The bill would allow presiding judges of the nine administrative judicial regions to hire staff attorneys. Harger says many counties hire staff attorneys for their district courts, but smaller counties can’t afford them. S.B. 1717 allows a presiding judge of an administrative judicial region to hire a staff attorney to help those smaller counties. For example, the staff attorney would help brief a small-county district judge on points of law for an upcoming case.
The bill also would create a Judicial Committee for Additional Resources to assist courts with big cases or unusual events like hurricanes.
S.B. 1717 also includes many other minor changes to current statutes.
According to committee meeting minutes, members of the House Judiciary and Civil Jurisprudence Committee on May 5 approved six amendments, which would lift some restrictions for visiting judges, including how much time a judge has to wait after retiring to be a visiting judge, create procedures for listing vexatious litigants on the OCA website, and make other minor changes.
If the bill passes, implementing its provisions would cost an estimated $1.4 million per year, according to the Legislative Budget Board.
The next hurdles S.B. 1717 must clear include three readings in the Texas House, which have yet to be scheduled.
Unless the House meets looming deadlines next week, the judicial-overhaul bill could die. For example, the committee report must come out by May 21 before the House can schedule debate. Committee clerk Kari King says she’s working today to finalize the report.
Afterwards, the House Calendar Committee must choose a calendar for S.B. 1717. Sunday is the deadline for Senate bills to be scheduled on the daily calendar, and Monday is the deadline for Senate bills to go on the local and consent calendar.
May 25 is the final, absolute deadline: if the House hasn’t passed S.B. 1717 by then, it’s dead.

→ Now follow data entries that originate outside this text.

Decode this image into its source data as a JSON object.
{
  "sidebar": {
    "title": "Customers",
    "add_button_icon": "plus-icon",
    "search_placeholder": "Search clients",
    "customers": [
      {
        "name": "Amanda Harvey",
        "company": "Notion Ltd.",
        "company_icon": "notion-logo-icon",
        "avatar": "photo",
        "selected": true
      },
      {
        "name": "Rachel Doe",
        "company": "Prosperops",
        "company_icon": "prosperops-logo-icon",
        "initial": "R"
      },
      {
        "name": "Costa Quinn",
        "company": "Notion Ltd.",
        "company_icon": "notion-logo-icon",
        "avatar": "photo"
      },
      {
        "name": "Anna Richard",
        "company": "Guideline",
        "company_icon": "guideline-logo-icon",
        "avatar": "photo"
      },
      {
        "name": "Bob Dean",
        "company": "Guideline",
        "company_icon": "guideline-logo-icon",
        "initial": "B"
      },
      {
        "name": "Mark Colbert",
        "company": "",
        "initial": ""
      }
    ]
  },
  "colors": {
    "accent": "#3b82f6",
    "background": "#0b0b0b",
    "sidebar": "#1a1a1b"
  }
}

If the House passed the bill, it would likely move to a conference committee made up of House and Senate members who would iron out the differences in the versions that passed each chamber.